> **Task to carry out**
Wherever the string "Magazine" appears in the records, return the line that holds it.

Records for the task START

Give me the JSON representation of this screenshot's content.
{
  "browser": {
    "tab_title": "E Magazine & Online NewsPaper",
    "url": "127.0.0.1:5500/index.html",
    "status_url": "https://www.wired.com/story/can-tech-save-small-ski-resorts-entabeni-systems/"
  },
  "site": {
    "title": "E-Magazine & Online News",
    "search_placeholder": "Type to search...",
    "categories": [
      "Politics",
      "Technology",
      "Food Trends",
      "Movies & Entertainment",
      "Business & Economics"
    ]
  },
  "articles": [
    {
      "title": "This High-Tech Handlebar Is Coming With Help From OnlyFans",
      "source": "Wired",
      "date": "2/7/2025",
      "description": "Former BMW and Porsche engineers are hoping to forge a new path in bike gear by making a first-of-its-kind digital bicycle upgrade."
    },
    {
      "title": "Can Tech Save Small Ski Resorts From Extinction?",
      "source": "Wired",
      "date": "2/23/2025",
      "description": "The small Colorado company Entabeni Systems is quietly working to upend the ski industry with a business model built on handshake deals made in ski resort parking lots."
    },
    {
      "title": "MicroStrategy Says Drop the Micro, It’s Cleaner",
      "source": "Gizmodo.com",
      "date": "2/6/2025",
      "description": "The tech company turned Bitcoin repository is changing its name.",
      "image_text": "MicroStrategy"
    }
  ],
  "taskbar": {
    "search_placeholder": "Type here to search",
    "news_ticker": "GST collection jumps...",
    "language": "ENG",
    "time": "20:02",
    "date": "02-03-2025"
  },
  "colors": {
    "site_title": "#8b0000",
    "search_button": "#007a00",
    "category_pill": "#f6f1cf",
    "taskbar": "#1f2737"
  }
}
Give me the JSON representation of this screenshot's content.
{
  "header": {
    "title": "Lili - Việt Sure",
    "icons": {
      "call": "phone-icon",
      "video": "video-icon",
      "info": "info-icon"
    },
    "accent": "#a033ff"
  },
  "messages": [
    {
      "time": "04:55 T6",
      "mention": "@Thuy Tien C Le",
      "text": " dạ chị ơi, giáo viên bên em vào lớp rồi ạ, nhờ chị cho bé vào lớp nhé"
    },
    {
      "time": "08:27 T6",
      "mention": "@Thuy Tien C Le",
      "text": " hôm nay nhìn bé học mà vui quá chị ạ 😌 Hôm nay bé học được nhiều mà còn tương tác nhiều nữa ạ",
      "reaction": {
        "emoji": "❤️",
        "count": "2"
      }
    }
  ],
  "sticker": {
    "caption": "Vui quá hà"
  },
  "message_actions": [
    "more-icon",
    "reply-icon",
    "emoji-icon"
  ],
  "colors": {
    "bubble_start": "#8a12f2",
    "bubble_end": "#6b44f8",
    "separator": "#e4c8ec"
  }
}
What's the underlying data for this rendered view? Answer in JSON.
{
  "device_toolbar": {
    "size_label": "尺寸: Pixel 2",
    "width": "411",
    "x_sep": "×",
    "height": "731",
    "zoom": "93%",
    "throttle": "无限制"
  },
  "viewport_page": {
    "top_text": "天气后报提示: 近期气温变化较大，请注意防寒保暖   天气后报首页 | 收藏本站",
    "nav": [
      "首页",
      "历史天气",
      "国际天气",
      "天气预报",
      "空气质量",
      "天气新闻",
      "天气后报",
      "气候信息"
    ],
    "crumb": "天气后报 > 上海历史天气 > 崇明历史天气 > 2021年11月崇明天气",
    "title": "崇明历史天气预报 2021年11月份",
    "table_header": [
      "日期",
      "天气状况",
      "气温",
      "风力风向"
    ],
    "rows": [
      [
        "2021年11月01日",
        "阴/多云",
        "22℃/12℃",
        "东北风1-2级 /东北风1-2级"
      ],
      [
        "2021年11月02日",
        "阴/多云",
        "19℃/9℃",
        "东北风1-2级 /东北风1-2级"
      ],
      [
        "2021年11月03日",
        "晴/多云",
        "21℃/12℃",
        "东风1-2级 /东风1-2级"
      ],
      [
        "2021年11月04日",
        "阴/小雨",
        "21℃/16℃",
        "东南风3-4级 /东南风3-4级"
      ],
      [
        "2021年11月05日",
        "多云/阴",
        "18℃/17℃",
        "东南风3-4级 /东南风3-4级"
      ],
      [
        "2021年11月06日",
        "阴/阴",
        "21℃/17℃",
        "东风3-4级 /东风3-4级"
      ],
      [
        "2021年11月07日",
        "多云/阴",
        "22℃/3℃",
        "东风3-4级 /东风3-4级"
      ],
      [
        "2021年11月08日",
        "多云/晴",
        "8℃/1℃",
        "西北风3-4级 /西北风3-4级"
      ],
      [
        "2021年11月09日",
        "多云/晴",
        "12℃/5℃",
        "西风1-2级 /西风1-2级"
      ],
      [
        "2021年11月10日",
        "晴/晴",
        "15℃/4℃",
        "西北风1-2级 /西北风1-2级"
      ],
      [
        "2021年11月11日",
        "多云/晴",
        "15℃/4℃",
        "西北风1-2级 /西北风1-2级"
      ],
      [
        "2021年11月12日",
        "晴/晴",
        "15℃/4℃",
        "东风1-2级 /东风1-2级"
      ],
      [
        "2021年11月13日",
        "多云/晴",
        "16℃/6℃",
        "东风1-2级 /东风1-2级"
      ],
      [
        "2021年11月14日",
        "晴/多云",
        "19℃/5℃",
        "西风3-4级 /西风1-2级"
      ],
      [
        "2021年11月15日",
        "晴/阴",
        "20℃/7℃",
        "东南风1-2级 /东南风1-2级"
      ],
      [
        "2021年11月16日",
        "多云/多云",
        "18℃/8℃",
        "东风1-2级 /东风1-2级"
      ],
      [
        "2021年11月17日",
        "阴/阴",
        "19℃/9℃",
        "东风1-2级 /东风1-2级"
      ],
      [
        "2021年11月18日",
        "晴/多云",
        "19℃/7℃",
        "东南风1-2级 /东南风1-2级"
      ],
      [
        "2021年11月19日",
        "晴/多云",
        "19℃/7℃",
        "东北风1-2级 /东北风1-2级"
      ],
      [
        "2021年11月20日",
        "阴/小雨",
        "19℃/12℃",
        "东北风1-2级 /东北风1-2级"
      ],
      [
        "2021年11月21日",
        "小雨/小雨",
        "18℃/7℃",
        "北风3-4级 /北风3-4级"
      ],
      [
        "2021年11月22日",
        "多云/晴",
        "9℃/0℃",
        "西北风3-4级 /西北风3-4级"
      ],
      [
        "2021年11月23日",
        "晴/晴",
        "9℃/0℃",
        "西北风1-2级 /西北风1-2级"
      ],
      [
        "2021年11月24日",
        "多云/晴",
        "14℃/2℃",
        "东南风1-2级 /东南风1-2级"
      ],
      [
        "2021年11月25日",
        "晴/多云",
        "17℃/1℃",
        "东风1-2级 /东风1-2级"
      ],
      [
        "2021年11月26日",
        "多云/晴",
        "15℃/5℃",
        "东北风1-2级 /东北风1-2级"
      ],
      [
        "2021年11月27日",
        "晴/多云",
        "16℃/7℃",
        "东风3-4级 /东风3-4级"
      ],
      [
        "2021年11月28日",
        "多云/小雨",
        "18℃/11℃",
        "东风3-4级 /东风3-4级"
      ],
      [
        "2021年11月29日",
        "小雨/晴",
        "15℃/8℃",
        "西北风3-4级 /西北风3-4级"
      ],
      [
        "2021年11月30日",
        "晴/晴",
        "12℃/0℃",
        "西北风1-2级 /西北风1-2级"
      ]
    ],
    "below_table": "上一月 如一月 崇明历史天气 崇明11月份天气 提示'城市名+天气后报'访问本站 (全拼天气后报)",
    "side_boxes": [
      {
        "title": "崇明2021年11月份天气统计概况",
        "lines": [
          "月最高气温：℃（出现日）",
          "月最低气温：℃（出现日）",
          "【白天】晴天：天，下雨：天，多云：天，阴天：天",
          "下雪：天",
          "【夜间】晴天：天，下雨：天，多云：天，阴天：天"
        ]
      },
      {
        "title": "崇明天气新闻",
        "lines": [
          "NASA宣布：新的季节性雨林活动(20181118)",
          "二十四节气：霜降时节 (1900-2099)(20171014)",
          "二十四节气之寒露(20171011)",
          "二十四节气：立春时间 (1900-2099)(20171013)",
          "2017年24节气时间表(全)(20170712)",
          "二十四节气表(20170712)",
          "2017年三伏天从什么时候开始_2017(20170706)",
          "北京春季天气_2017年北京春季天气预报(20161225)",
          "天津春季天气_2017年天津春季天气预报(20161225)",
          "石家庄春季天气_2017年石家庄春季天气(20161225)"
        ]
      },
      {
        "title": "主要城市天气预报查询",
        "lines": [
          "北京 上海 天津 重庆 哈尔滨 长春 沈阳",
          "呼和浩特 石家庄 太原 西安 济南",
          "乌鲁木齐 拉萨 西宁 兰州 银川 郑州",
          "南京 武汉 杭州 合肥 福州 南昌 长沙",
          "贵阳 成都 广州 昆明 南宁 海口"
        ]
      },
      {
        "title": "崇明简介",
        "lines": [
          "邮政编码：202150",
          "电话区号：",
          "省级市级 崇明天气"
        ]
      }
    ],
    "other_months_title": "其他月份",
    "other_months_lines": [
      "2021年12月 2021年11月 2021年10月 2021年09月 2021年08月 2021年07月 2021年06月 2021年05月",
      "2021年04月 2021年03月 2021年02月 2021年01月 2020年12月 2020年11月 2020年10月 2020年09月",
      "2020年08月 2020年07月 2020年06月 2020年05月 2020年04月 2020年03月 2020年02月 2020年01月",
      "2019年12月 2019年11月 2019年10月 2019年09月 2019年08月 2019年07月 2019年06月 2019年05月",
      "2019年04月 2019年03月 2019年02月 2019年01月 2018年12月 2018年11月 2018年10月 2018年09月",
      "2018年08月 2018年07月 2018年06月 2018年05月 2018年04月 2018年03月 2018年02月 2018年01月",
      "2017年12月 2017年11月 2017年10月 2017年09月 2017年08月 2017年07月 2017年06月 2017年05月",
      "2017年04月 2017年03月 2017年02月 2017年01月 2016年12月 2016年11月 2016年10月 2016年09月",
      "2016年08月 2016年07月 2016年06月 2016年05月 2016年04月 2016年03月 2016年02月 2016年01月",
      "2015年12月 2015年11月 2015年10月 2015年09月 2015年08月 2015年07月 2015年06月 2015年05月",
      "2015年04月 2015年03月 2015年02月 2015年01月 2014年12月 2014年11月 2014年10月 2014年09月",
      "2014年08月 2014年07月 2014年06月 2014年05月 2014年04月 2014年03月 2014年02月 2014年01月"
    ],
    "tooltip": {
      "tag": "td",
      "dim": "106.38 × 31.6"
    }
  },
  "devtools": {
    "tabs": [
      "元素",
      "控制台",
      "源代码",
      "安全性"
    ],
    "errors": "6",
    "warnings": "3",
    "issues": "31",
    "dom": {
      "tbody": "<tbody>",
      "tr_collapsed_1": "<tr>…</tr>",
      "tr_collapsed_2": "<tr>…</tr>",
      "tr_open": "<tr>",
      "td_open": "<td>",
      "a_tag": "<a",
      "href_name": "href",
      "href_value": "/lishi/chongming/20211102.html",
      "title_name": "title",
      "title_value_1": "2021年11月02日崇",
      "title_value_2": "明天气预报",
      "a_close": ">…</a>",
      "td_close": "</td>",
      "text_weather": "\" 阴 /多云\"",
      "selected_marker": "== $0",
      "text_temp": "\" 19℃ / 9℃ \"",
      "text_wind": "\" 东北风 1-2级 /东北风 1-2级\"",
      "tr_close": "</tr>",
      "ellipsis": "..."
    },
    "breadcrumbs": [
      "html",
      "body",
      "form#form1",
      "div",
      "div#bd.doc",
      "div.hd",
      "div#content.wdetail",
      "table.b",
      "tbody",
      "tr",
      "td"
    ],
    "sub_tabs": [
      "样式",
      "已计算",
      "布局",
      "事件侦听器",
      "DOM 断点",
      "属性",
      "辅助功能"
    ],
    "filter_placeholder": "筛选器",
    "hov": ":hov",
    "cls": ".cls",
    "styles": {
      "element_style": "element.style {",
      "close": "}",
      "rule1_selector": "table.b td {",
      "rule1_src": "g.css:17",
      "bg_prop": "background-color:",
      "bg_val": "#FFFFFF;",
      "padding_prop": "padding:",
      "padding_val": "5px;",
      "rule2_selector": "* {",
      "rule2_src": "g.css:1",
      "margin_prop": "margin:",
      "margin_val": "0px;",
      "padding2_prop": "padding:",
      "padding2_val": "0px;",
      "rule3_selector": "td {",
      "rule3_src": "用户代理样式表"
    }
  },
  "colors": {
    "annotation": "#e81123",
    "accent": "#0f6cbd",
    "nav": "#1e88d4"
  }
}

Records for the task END

> **Exercise answer**
    "tab_title": "E Magazine & Online NewsPaper",
    "title": "E-Magazine & Online News",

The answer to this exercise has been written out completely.